The Bureau recognizes that, in certain circumstances, some may perceive that the current regulatory framework may hinder the development of innovative financial products that promise substantial consumer benefit because, for example, existing laws and rules did not contemplate such products. In such circumstances, it may be substantially uncertain whether or how specific provisions of certain statutes and regulations should be applied to such a product—and thus whether the federal agency tasked with administering those portions of a statute or regulation may bring an enforcement or supervisory action against the developer of the product for failure to comply with those laws. Such regulatory uncertainty may discourage innovators from entering a market, or make it difficult for them to develop suitable products or attract sufficient investment or other support.

Federal agencies can reduce such regulatory uncertainty in a variety of ways. For example, an agency may clarify the application of its statutes and regulations to the type of product in question—by rulemaking or by the issuance of less formal guidance. Alternatively, an agency may provide some form of notification that it does not intend to recommend initiation of an enforcement or supervisory action against an entity based on the application of specific identified provisions of statutes or regulations to its offering of a particular product. This proposal is concerned with the latter means of reducing regulatory uncertainty in limited circumstances. (79 F.R. 62119)

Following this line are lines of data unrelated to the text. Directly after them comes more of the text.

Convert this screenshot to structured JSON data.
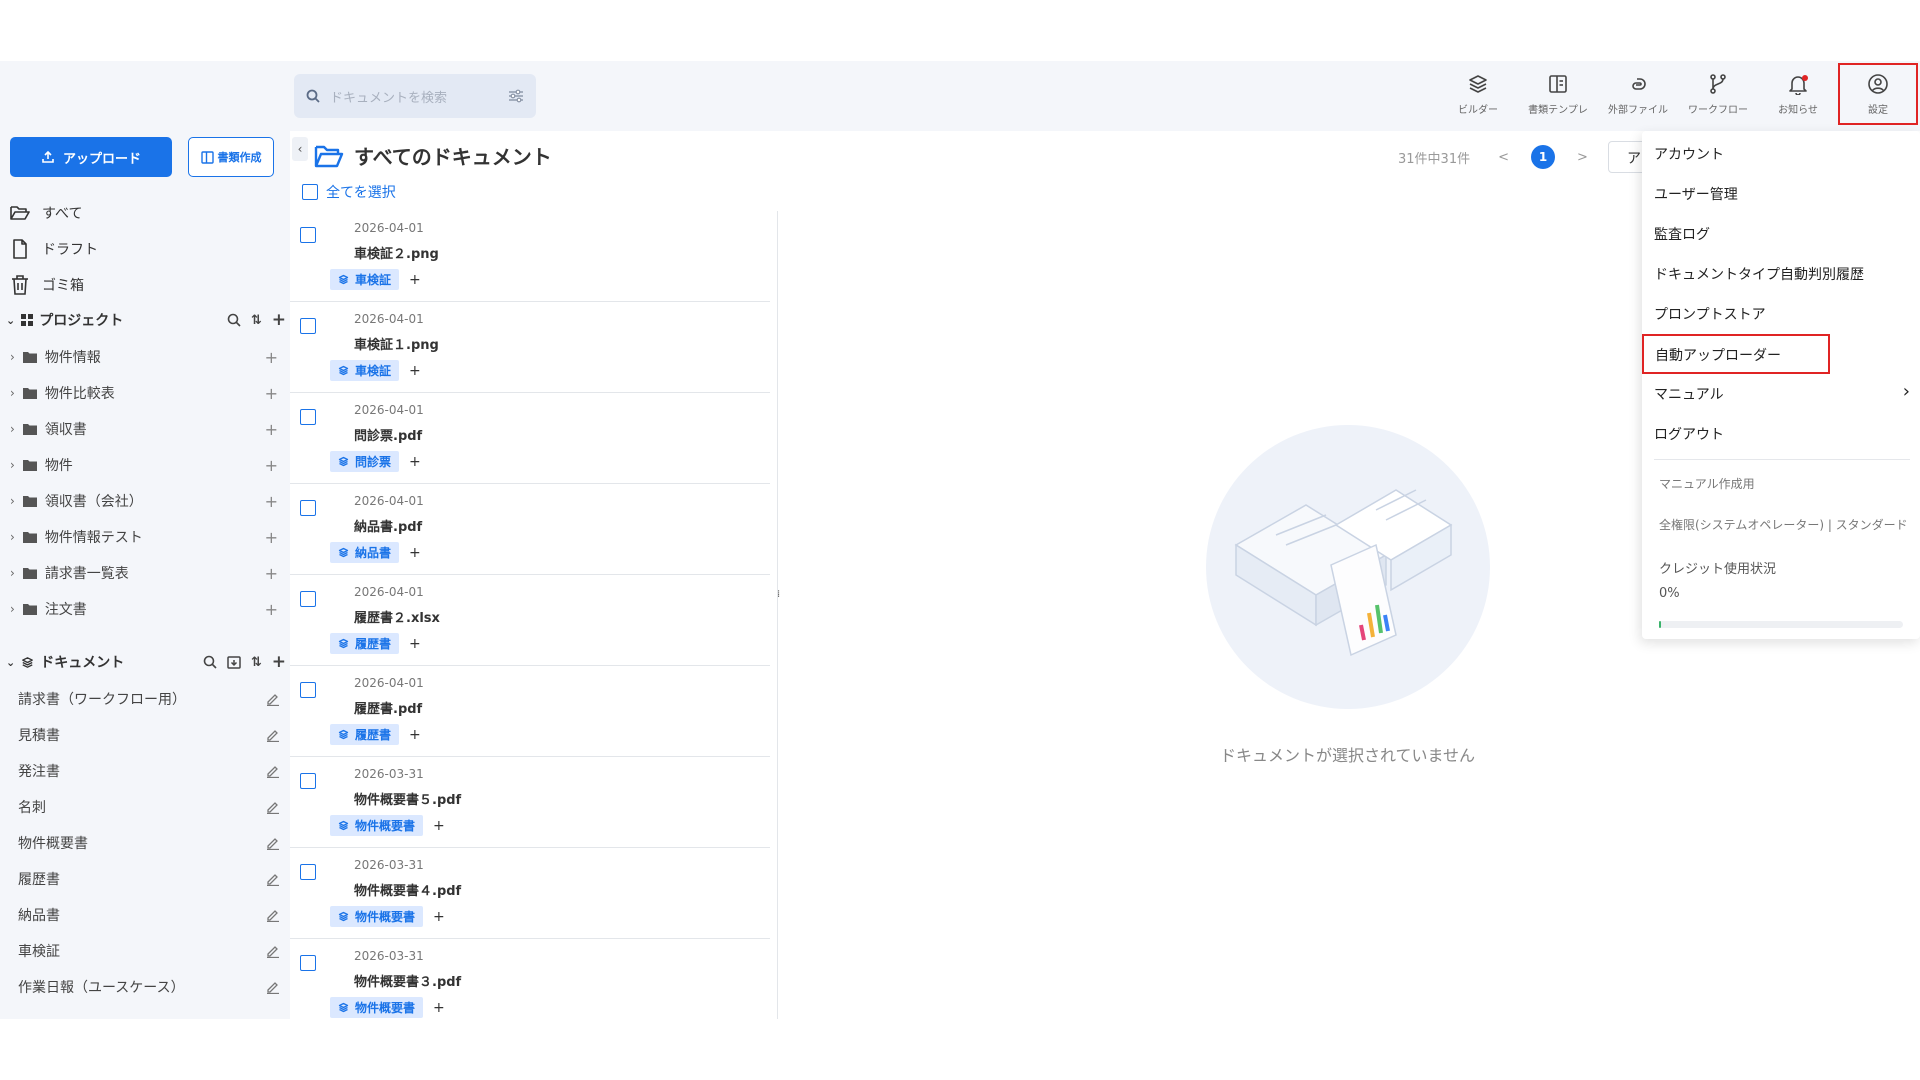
{
  "header": {
    "search_placeholder": "ドキュメントを検索",
    "icons": [
      {
        "key": "builder",
        "label": "ビルダー",
        "icon": "layers-icon"
      },
      {
        "key": "templates",
        "label": "書類テンプレ",
        "icon": "template-icon"
      },
      {
        "key": "external",
        "label": "外部ファイル",
        "icon": "paperclip-icon"
      },
      {
        "key": "workflow",
        "label": "ワークフロー",
        "icon": "branch-icon"
      },
      {
        "key": "notifications",
        "label": "お知らせ",
        "icon": "bell-icon"
      },
      {
        "key": "settings",
        "label": "設定",
        "icon": "user-circle-icon"
      }
    ]
  },
  "sidebar": {
    "upload_label": "アップロード",
    "create_label": "書類作成",
    "nav": [
      {
        "label": "すべて",
        "icon": "folder-open-icon"
      },
      {
        "label": "ドラフト",
        "icon": "file-icon"
      },
      {
        "label": "ゴミ箱",
        "icon": "trash-icon"
      }
    ],
    "projects_title": "プロジェクト",
    "projects": [
      "物件情報",
      "物件比較表",
      "領収書",
      "物件",
      "領収書（会社）",
      "物件情報テスト",
      "請求書一覧表",
      "注文書"
    ],
    "documents_title": "ドキュメント",
    "documents": [
      "請求書（ワークフロー用）",
      "見積書",
      "発注書",
      "名刺",
      "物件概要書",
      "履歴書",
      "納品書",
      "車検証",
      "作業日報（ユースケース）"
    ]
  },
  "list": {
    "title": "すべてのドキュメント",
    "select_all": "全てを選択",
    "rows": [
      {
        "date": "2026-04-01",
        "name": "車検証２.png",
        "tag": "車検証"
      },
      {
        "date": "2026-04-01",
        "name": "車検証１.png",
        "tag": "車検証"
      },
      {
        "date": "2026-04-01",
        "name": "問診票.pdf",
        "tag": "問診票"
      },
      {
        "date": "2026-04-01",
        "name": "納品書.pdf",
        "tag": "納品書"
      },
      {
        "date": "2026-04-01",
        "name": "履歴書２.xlsx",
        "tag": "履歴書"
      },
      {
        "date": "2026-04-01",
        "name": "履歴書.pdf",
        "tag": "履歴書"
      },
      {
        "date": "2026-03-31",
        "name": "物件概要書５.pdf",
        "tag": "物件概要書"
      },
      {
        "date": "2026-03-31",
        "name": "物件概要書４.pdf",
        "tag": "物件概要書"
      },
      {
        "date": "2026-03-31",
        "name": "物件概要書３.pdf",
        "tag": "物件概要書"
      }
    ]
  },
  "pager": {
    "count": "31件中31件",
    "prev": "<",
    "page": "1",
    "next": ">",
    "btn": "ア"
  },
  "empty_text": "ドキュメントが選択されていません",
  "menu": {
    "items": [
      "アカウント",
      "ユーザー管理",
      "監査ログ",
      "ドキュメントタイプ自動判別履歴",
      "プロンプトストア",
      "自動アップローダー",
      "マニュアル",
      "ログアウト"
    ],
    "manual_arrow": "›",
    "sub1": "マニュアル作成用",
    "sub2": "全権限(システムオペレーター) | スタンダード",
    "credit_label": "クレジット使用状況",
    "credit_value": "0%",
    "credit_fraction": 0.0
  },
  "colors": {
    "accent": "#1a73e8",
    "highlight": "#e02424"
  }
}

This notice certainly identifies a problem inherent in the complex regulatory state we live in — heavy regulation can impede innovation. It is a good thing to try to address that problem, but it is far from certain how effective a No Action regime will be in that regard. It is hard to imagine that it could do any harm though, so it is certainly a reasonable step to take.

Your thoughts? Comments are due December 15th, so get crackin’!

November 14, 2014 | Permalink | No Comments

November 13, 2014

Reiss on Privatization of Fannie and Freddie

By David Reiss

BadCredit.org profiled an article of mine in Brooklaw Professor Pushes for Privatization of Fannie Mae/Freddie Mac. The profile opens,

Since the end of the Great Recession, policymakers, academics and economists have been struggling with a very difficult question — what should we do with Fannie Mae and Freddie Mac? Should the government continue its role in providing mortgage credit to millions of American?

Fordham University Associate Professor of Law and Ethics Brent J. Horton made a proposal in his forthcoming paper “For the Protection of Investors and the Public: Why Fannie Mae’s Mortgage-Backed Securities Should Be Subject to the Disclosure Requirements of the Securities Act of 1933“:

“The best way to reduce risk taking at Fannie Mae is to subject its MBS offerings to the disclosure requirements of the Securities Act of 1933,” Horton writes.

However, Brooklyn Law School Professor of Law David Reiss believes “the problems inherent in Fannie Mae’s structure are greater than those that increased disclosure can address.”

In his response, titled “Who Should Be Providing Mortgage Credit to American Households?” Reiss points to increased privatization as one way to address the question of what to do with Fannie Mae and Freddi Mac.

November 13, 2014 | Permalink | No Comments